Fig1 of Bonev et al, 2011


  • miR-9 function in neural progenitors is context dependent
  • miR-9 loss induces proliferation in the hindbrain and apoptosis in the forebrain
  • The primary function of miR-9 in neurogenesis is to downregulate hairy1 mRNA levels
  • miR-9/hairy1 affects proliferation via cyclinD/p27 and apoptosis via p53


Neural progenitors self-renew and generate neurons throughout the central nervous system. Here, we uncover an unexpected regional specificity in the properties of neural progenitor cells, revealed by the function of a microRNA—miR-9. miR-9 is expressed in neural progenitors, and its knockdown results in an inhibition of neurogenesis along the anterior-posterior axis. However, the underlying mechanism differs—in the hindbrain, progenitors fail to exit the cell cycle, whereas in the forebrain they undergo apoptosis, counteracting the proliferative effect.
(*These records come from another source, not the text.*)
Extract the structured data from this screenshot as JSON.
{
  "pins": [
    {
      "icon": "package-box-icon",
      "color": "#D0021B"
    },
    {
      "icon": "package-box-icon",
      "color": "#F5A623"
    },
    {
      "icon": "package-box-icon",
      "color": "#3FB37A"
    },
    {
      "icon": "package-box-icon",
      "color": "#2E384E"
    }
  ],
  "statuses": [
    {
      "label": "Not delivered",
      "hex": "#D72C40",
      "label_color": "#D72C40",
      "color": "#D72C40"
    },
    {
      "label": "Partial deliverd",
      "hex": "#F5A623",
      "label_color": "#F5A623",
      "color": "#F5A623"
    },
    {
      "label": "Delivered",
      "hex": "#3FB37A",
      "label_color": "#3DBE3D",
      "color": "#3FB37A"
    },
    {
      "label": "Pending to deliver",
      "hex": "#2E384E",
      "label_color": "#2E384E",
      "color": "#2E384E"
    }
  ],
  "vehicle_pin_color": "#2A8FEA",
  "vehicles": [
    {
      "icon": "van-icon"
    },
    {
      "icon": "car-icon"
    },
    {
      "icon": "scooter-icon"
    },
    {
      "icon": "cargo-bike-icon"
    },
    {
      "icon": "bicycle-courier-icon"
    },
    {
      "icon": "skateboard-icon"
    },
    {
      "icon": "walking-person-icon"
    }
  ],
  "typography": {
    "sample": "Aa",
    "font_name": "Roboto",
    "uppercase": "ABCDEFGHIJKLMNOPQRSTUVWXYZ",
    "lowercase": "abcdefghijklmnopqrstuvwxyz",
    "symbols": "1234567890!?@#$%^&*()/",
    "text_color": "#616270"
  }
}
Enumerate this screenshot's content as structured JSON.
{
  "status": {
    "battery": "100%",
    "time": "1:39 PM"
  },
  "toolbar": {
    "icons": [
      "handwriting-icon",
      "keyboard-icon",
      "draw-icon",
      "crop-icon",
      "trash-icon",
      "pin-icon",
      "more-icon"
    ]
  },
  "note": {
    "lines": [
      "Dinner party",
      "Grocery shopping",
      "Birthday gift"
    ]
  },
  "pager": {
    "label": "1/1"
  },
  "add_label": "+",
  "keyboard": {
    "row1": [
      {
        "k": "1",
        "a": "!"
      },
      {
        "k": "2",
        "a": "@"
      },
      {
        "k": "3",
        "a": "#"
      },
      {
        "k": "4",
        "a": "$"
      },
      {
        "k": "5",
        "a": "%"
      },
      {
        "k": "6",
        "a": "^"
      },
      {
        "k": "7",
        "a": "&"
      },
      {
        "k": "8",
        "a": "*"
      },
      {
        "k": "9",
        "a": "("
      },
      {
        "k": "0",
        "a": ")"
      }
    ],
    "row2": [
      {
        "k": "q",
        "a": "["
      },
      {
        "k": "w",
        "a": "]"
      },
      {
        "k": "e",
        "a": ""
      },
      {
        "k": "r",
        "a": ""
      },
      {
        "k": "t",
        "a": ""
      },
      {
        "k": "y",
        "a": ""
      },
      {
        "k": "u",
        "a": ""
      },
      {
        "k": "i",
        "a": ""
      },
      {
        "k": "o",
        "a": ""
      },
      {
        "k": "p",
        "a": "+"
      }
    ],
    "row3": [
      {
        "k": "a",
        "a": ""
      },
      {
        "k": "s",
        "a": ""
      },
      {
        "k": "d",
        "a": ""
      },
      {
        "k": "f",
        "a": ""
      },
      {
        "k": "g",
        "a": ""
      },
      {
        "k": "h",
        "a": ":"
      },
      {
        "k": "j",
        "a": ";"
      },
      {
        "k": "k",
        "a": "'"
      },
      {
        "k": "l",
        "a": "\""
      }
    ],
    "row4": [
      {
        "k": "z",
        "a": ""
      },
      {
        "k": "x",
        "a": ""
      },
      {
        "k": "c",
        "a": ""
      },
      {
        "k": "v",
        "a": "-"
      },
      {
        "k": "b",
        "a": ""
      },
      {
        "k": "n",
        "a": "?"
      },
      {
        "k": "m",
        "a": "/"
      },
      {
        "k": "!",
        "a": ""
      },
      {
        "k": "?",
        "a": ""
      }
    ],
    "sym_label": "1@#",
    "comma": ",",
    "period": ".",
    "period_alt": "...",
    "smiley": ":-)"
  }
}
Among several targets, we functionally identify hairy1 as a primary target of miR-9, regulated at the mRNA level. hairy1 mediates the effects of miR-9 on proliferation, through Fgf8 signaling in the forebrain and Wnt signaling in the hindbrain, but affects apoptosis only in the forebrain, via the p53 pathway. Our findings show a positional difference in the responsiveness of progenitors to miR-9 depletion, revealing an underlying divergence of their properties.

The Paper can be found here

TADs are 3D structural units of higher-order chromosome organization in Drosophila.
Szabo Q., Jost D., Chang JM., Cattoni D., Papadopoulos G., Bonev B., Sexton T., Gurgo J., Jacquier C., Nollmann M., Bantignies F. & Cavalli G.
Science Advances (2018) 4, eaar8082.

Stable Polycomb-dependent transgenerational inheritance of chromatin states in Drosophila.
Ciabrelli F., Comoglio F., Fellous S., Bonev B., Ninova M., Szabo Q., Xuéreb A., Klopp C., Aravin A., Paro R., Bantignies F. & Cavalli G.
Nature Genetics (2017) 49, 876–886.

Coordinate redeployment of PRC1 proteins suppresses tumor formation during Drosophila development.
Loubiere V., Delest A., Thomas A., Bonev B., Schuettengruber B., Sati S., Martinez, AM & Cavalli, G.
Nature Genetics (2016) 48, 1436–1442.

Multiple knockout mouse models reveal lincRNAs are required for life and brain development.
Sauvageau M., Goff LA, Lodato S., Bonev B., Groff AF, Gerhardinger C., Sanchez-Gomez DB., Hacisuleyman E., Li E., Spence M., et al. & Arlotta P., Rinn J.
Elife (2013) e01749.

microRNA-9 regulates axon extension and branching by targeting Map1b in mouse cortical neurons
Dajas-Bailador F., Bonev B., Garcez P. Stanley P., Guillemot F. & Papalopulu N.
Nature Neuroscience (2012) 15, 697–699.

Methods to analyze microRNA expression and function during Xenopus development.
Bonev B. & Papalopulu N.
Methods in molecular biology (2012) 917: 445-459.

Genome-wide analysis of gene expression during Xenopus tropicalis tadpole tail regeneration.
Love NR., Chen Y., Bonev B., Gilchrist MJ, Fairclough L., Lea R., Mohun TJ, Paredes R., Zeef LA, & Amaya E.
BMC Dev Biol (2011) 11, 70.

FoxG1 and TLE2 act cooperatively to regulate ventral telencephalon formation.
Roth M., Bonev B., Lindsay J., Lea R., Panagiotaki N., Houart C. & Papalopulu N.
Development (2010) 137, 1553-62.